══ Dataset records

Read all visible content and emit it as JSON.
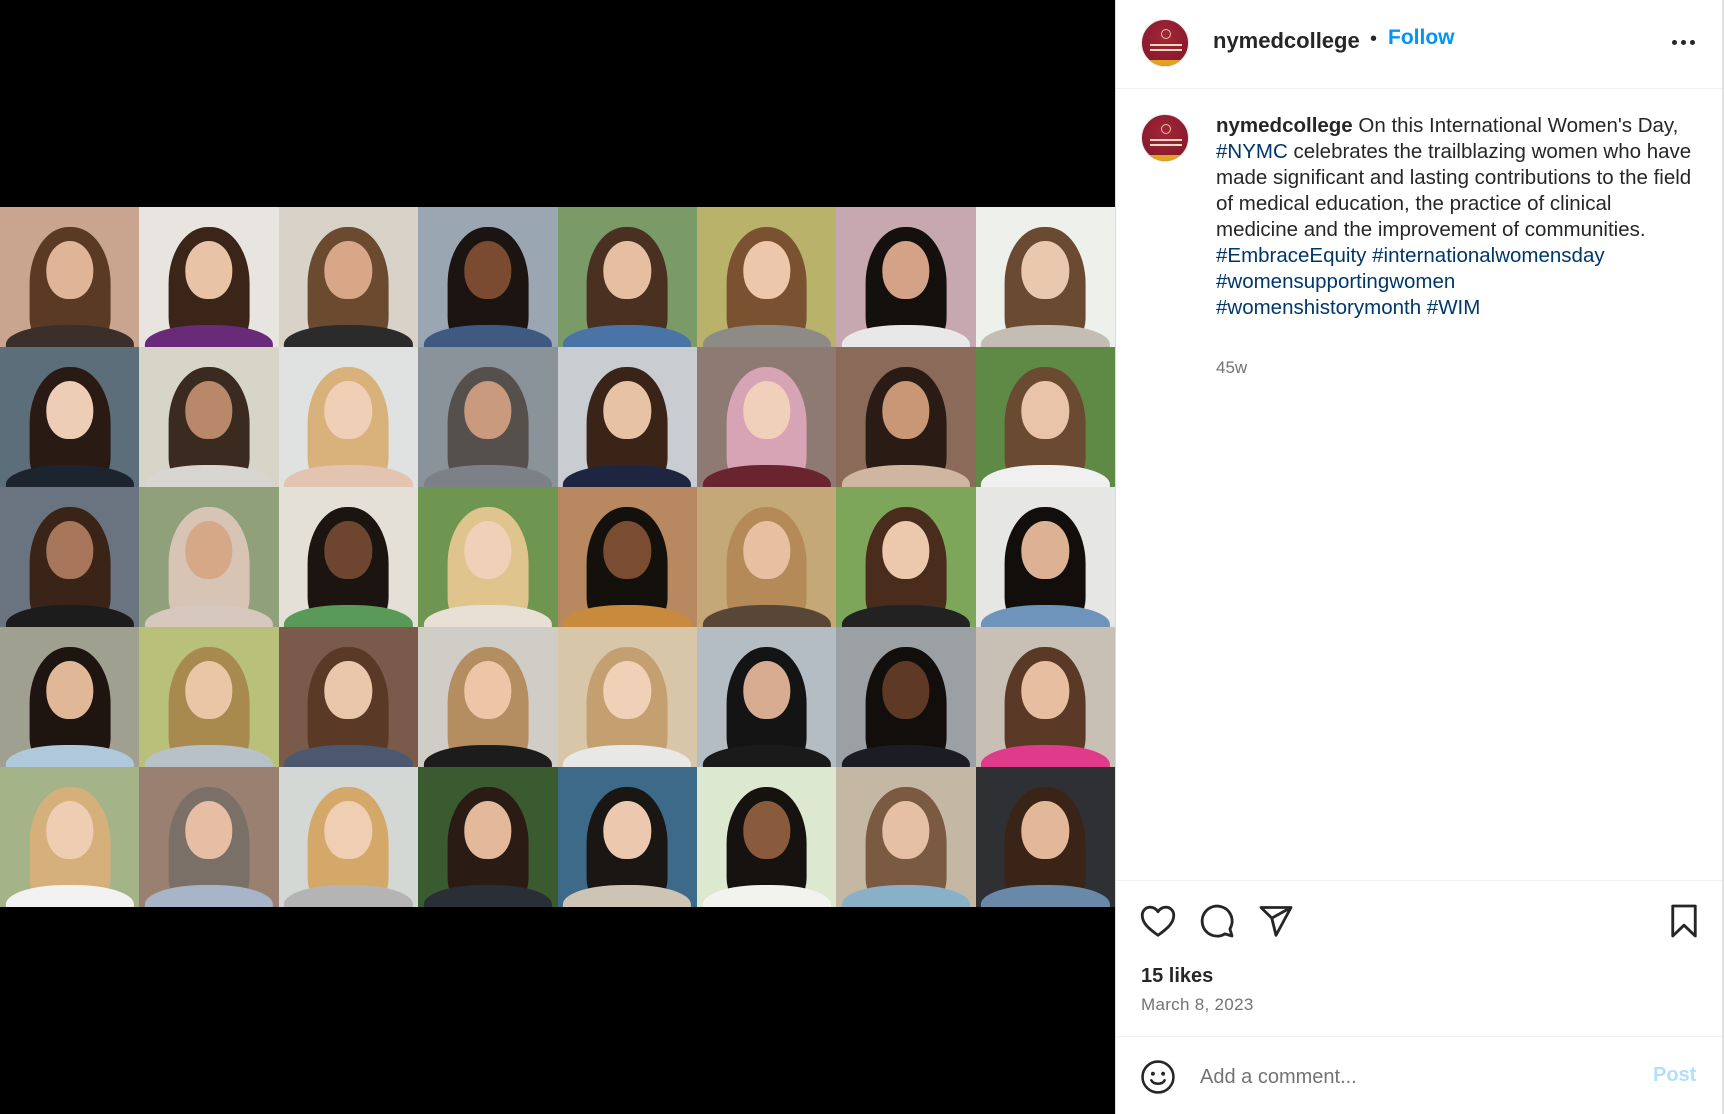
{
  "post": {
    "username": "nymedcollege",
    "separator": "•",
    "follow_label": "Follow",
    "caption": {
      "username": "nymedcollege",
      "text_1": "On this International Women's Day,",
      "tag_1": "#NYMC",
      "text_2": "celebrates the trailblazing women who have made significant and lasting contributions to the field of medical education, the practice of clinical medicine and the improvement of communities.",
      "hashtags": [
        "#EmbraceEquity",
        "#internationalwomensday",
        "#womensupportingwomen",
        "#womenshistorymonth",
        "#WIM"
      ]
    },
    "time_ago": "45w",
    "likes": "15 likes",
    "date": "March 8, 2023"
  },
  "comment": {
    "placeholder": "Add a comment...",
    "post_label": "Post"
  },
  "icons": {
    "more": "more-options-icon",
    "like": "heart-icon",
    "comment": "comment-bubble-icon",
    "share": "paper-plane-icon",
    "save": "bookmark-icon",
    "emoji": "emoji-icon"
  },
  "colors": {
    "link": "#0095f6",
    "hashtag": "#00376b",
    "brand_maroon": "#8a1a2c",
    "post_disabled": "#b2dffc"
  },
  "portrait_grid": {
    "columns": 8,
    "rows": 5,
    "tiles": [
      {
        "bg": "#c9a58f",
        "hair": "#5a3a24",
        "skin": "#e0b497",
        "shirt": "#3a2f2a"
      },
      {
        "bg": "#e8e4df",
        "hair": "#3b2418",
        "skin": "#e9c3a6",
        "shirt": "#6a2a7a"
      },
      {
        "bg": "#d9d2c9",
        "hair": "#6b4a30",
        "skin": "#d7a787",
        "shirt": "#2b2b2b"
      },
      {
        "bg": "#9aa6b1",
        "hair": "#1c1410",
        "skin": "#7a4b30",
        "shirt": "#3f5a80"
      },
      {
        "bg": "#7a9a68",
        "hair": "#4a3020",
        "skin": "#e6bfa3",
        "shirt": "#4a74a8"
      },
      {
        "bg": "#b9b26a",
        "hair": "#7a5232",
        "skin": "#ecc7ab",
        "shirt": "#8e8a85"
      },
      {
        "bg": "#c8a8b0",
        "hair": "#14100e",
        "skin": "#d3a287",
        "shirt": "#e8e8e8"
      },
      {
        "bg": "#eef0ec",
        "hair": "#6a4a30",
        "skin": "#e9c8ae",
        "shirt": "#c4bdb3"
      },
      {
        "bg": "#5b6e7a",
        "hair": "#2a1a14",
        "skin": "#edcdb6",
        "shirt": "#1c2430"
      },
      {
        "bg": "#d7d4c8",
        "hair": "#3a2a20",
        "skin": "#b9876a",
        "shirt": "#d8d6d0"
      },
      {
        "bg": "#dfe2e0",
        "hair": "#d8b27a",
        "skin": "#efcfb6",
        "shirt": "#e2c4b0"
      },
      {
        "bg": "#8a929a",
        "hair": "#55504c",
        "skin": "#c99a7e",
        "shirt": "#7e8088"
      },
      {
        "bg": "#c9ccd0",
        "hair": "#3a2418",
        "skin": "#e8c2a5",
        "shirt": "#1e2540"
      },
      {
        "bg": "#8e7a72",
        "hair": "#d6a4b4",
        "skin": "#f0d0bb",
        "shirt": "#6a2430"
      },
      {
        "bg": "#8a6a58",
        "hair": "#2a1c14",
        "skin": "#c99676",
        "shirt": "#d0b6a0"
      },
      {
        "bg": "#5e8a46",
        "hair": "#6a4a30",
        "skin": "#e9c4a8",
        "shirt": "#f0f0f0"
      },
      {
        "bg": "#6a7480",
        "hair": "#3a2418",
        "skin": "#a8765a",
        "shirt": "#1c1c1c"
      },
      {
        "bg": "#8fa07a",
        "hair": "#d8c4b4",
        "skin": "#d6a888",
        "shirt": "#d6c8bc"
      },
      {
        "bg": "#e4e0d8",
        "hair": "#1c1410",
        "skin": "#6e4630",
        "shirt": "#5a9a58"
      },
      {
        "bg": "#6e9650",
        "hair": "#e0c48e",
        "skin": "#f0d0b8",
        "shirt": "#e8e0d4"
      },
      {
        "bg": "#b88860",
        "hair": "#14100c",
        "skin": "#7a4c32",
        "shirt": "#c88a3c"
      },
      {
        "bg": "#c4a878",
        "hair": "#b48a58",
        "skin": "#e6c0a0",
        "shirt": "#5a4636"
      },
      {
        "bg": "#7ea65a",
        "hair": "#4a2c1c",
        "skin": "#ecc8ac",
        "shirt": "#222222"
      },
      {
        "bg": "#e6e6e4",
        "hair": "#120e0c",
        "skin": "#ddb294",
        "shirt": "#6e94bc"
      },
      {
        "bg": "#a0a090",
        "hair": "#1e1410",
        "skin": "#e0b898",
        "shirt": "#b0c8dc"
      },
      {
        "bg": "#b8c07a",
        "hair": "#a88a4e",
        "skin": "#ebc6a6",
        "shirt": "#b8c0c8"
      },
      {
        "bg": "#7a5a4a",
        "hair": "#5a3a26",
        "skin": "#eac6aa",
        "shirt": "#4c5870"
      },
      {
        "bg": "#d0ccc6",
        "hair": "#b48e60",
        "skin": "#ecc6a6",
        "shirt": "#1c1c1c"
      },
      {
        "bg": "#d8c6a8",
        "hair": "#c4a070",
        "skin": "#f0d0b6",
        "shirt": "#e8e8e6"
      },
      {
        "bg": "#b4bcc4",
        "hair": "#141414",
        "skin": "#d8ac90",
        "shirt": "#1a1a1a"
      },
      {
        "bg": "#9aa0a4",
        "hair": "#120e0c",
        "skin": "#5e3a26",
        "shirt": "#1c1c24"
      },
      {
        "bg": "#c8c0b4",
        "hair": "#5a3a26",
        "skin": "#e8bea0",
        "shirt": "#e03a8a"
      },
      {
        "bg": "#a4b488",
        "hair": "#d6b07a",
        "skin": "#efcdb2",
        "shirt": "#f2f2f2"
      },
      {
        "bg": "#9a8070",
        "hair": "#7a7068",
        "skin": "#e6bea4",
        "shirt": "#a8b4c8"
      },
      {
        "bg": "#d4d8d4",
        "hair": "#d4a868",
        "skin": "#f0ceb4",
        "shirt": "#b4b4b4"
      },
      {
        "bg": "#3a5a30",
        "hair": "#2a1c14",
        "skin": "#e4b89a",
        "shirt": "#2a2e36"
      },
      {
        "bg": "#3e6a8a",
        "hair": "#1a1614",
        "skin": "#ecc8ae",
        "shirt": "#cec4b6"
      },
      {
        "bg": "#dce8d0",
        "hair": "#161210",
        "skin": "#8a5a3c",
        "shirt": "#f2f2ee"
      },
      {
        "bg": "#c4b8a4",
        "hair": "#7a5a40",
        "skin": "#e6c0a4",
        "shirt": "#8ab0c8"
      },
      {
        "bg": "#2e3034",
        "hair": "#3a2418",
        "skin": "#e2b898",
        "shirt": "#6a88a8"
      }
    ]
  }
}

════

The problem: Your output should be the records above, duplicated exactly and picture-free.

Result for this exercise:
Read all visible content and emit it as JSON.
{
  "post": {
    "username": "nymedcollege",
    "separator": "•",
    "follow_label": "Follow",
    "caption": {
      "username": "nymedcollege",
      "text_1": "On this International Women's Day,",
      "tag_1": "#NYMC",
      "text_2": "celebrates the trailblazing women who have made significant and lasting contributions to the field of medical education, the practice of clinical medicine and the improvement of communities.",
      "hashtags": [
        "#EmbraceEquity",
        "#internationalwomensday",
        "#womensupportingwomen",
        "#womenshistorymonth",
        "#WIM"
      ]
    },
    "time_ago": "45w",
    "likes": "15 likes",
    "date": "March 8, 2023"
  },
  "comment": {
    "placeholder": "Add a comment...",
    "post_label": "Post"
  },
  "icons": {
    "more": "more-options-icon",
    "like": "heart-icon",
    "comment": "comment-bubble-icon",
    "share": "paper-plane-icon",
    "save": "bookmark-icon",
    "emoji": "emoji-icon"
  },
  "colors": {
    "link": "#0095f6",
    "hashtag": "#00376b",
    "brand_maroon": "#8a1a2c",
    "post_disabled": "#b2dffc"
  },
  "portrait_grid": {
    "columns": 8,
    "rows": 5,
    "tiles": [
      {
        "bg": "#c9a58f",
        "hair": "#5a3a24",
        "skin": "#e0b497",
        "shirt": "#3a2f2a"
      },
      {
        "bg": "#e8e4df",
        "hair": "#3b2418",
        "skin": "#e9c3a6",
        "shirt": "#6a2a7a"
      },
      {
        "bg": "#d9d2c9",
        "hair": "#6b4a30",
        "skin": "#d7a787",
        "shirt": "#2b2b2b"
      },
      {
        "bg": "#9aa6b1",
        "hair": "#1c1410",
        "skin": "#7a4b30",
        "shirt": "#3f5a80"
      },
      {
        "bg": "#7a9a68",
        "hair": "#4a3020",
        "skin": "#e6bfa3",
        "shirt": "#4a74a8"
      },
      {
        "bg": "#b9b26a",
        "hair": "#7a5232",
        "skin": "#ecc7ab",
        "shirt": "#8e8a85"
      },
      {
        "bg": "#c8a8b0",
        "hair": "#14100e",
        "skin": "#d3a287",
        "shirt": "#e8e8e8"
      },
      {
        "bg": "#eef0ec",
        "hair": "#6a4a30",
        "skin": "#e9c8ae",
        "shirt": "#c4bdb3"
      },
      {
        "bg": "#5b6e7a",
        "hair": "#2a1a14",
        "skin": "#edcdb6",
        "shirt": "#1c2430"
      },
      {
        "bg": "#d7d4c8",
        "hair": "#3a2a20",
        "skin": "#b9876a",
        "shirt": "#d8d6d0"
      },
      {
        "bg": "#dfe2e0",
        "hair": "#d8b27a",
        "skin": "#efcfb6",
        "shirt": "#e2c4b0"
      },
      {
        "bg": "#8a929a",
        "hair": "#55504c",
        "skin": "#c99a7e",
        "shirt": "#7e8088"
      },
      {
        "bg": "#c9ccd0",
        "hair": "#3a2418",
        "skin": "#e8c2a5",
        "shirt": "#1e2540"
      },
      {
        "bg": "#8e7a72",
        "hair": "#d6a4b4",
        "skin": "#f0d0bb",
        "shirt": "#6a2430"
      },
      {
        "bg": "#8a6a58",
        "hair": "#2a1c14",
        "skin": "#c99676",
        "shirt": "#d0b6a0"
      },
      {
        "bg": "#5e8a46",
        "hair": "#6a4a30",
        "skin": "#e9c4a8",
        "shirt": "#f0f0f0"
      },
      {
        "bg": "#6a7480",
        "hair": "#3a2418",
        "skin": "#a8765a",
        "shirt": "#1c1c1c"
      },
      {
        "bg": "#8fa07a",
        "hair": "#d8c4b4",
        "skin": "#d6a888",
        "shirt": "#d6c8bc"
      },
      {
        "bg": "#e4e0d8",
        "hair": "#1c1410",
        "skin": "#6e4630",
        "shirt": "#5a9a58"
      },
      {
        "bg": "#6e9650",
        "hair": "#e0c48e",
        "skin": "#f0d0b8",
        "shirt": "#e8e0d4"
      },
      {
        "bg": "#b88860",
        "hair": "#14100c",
        "skin": "#7a4c32",
        "shirt": "#c88a3c"
      },
      {
        "bg": "#c4a878",
        "hair": "#b48a58",
        "skin": "#e6c0a0",
        "shirt": "#5a4636"
      },
      {
        "bg": "#7ea65a",
        "hair": "#4a2c1c",
        "skin": "#ecc8ac",
        "shirt": "#222222"
      },
      {
        "bg": "#e6e6e4",
        "hair": "#120e0c",
        "skin": "#ddb294",
        "shirt": "#6e94bc"
      },
      {
        "bg": "#a0a090",
        "hair": "#1e1410",
        "skin": "#e0b898",
        "shirt": "#b0c8dc"
      },
      {
        "bg": "#b8c07a",
        "hair": "#a88a4e",
        "skin": "#ebc6a6",
        "shirt": "#b8c0c8"
      },
      {
        "bg": "#7a5a4a",
        "hair": "#5a3a26",
        "skin": "#eac6aa",
        "shirt": "#4c5870"
      },
      {
        "bg": "#d0ccc6",
        "hair": "#b48e60",
        "skin": "#ecc6a6",
        "shirt": "#1c1c1c"
      },
      {
        "bg": "#d8c6a8",
        "hair": "#c4a070",
        "skin": "#f0d0b6",
        "shirt": "#e8e8e6"
      },
      {
        "bg": "#b4bcc4",
        "hair": "#141414",
        "skin": "#d8ac90",
        "shirt": "#1a1a1a"
      },
      {
        "bg": "#9aa0a4",
        "hair": "#120e0c",
        "skin": "#5e3a26",
        "shirt": "#1c1c24"
      },
      {
        "bg": "#c8c0b4",
        "hair": "#5a3a26",
        "skin": "#e8bea0",
        "shirt": "#e03a8a"
      },
      {
        "bg": "#a4b488",
        "hair": "#d6b07a",
        "skin": "#efcdb2",
        "shirt": "#f2f2f2"
      },
      {
        "bg": "#9a8070",
        "hair": "#7a7068",
        "skin": "#e6bea4",
        "shirt": "#a8b4c8"
      },
      {
        "bg": "#d4d8d4",
        "hair": "#d4a868",
        "skin": "#f0ceb4",
        "shirt": "#b4b4b4"
      },
      {
        "bg": "#3a5a30",
        "hair": "#2a1c14",
        "skin": "#e4b89a",
        "shirt": "#2a2e36"
      },
      {
        "bg": "#3e6a8a",
        "hair": "#1a1614",
        "skin": "#ecc8ae",
        "shirt": "#cec4b6"
      },
      {
        "bg": "#dce8d0",
        "hair": "#161210",
        "skin": "#8a5a3c",
        "shirt": "#f2f2ee"
      },
      {
        "bg": "#c4b8a4",
        "hair": "#7a5a40",
        "skin": "#e6c0a4",
        "shirt": "#8ab0c8"
      },
      {
        "bg": "#2e3034",
        "hair": "#3a2418",
        "skin": "#e2b898",
        "shirt": "#6a88a8"
      }
    ]
  }
}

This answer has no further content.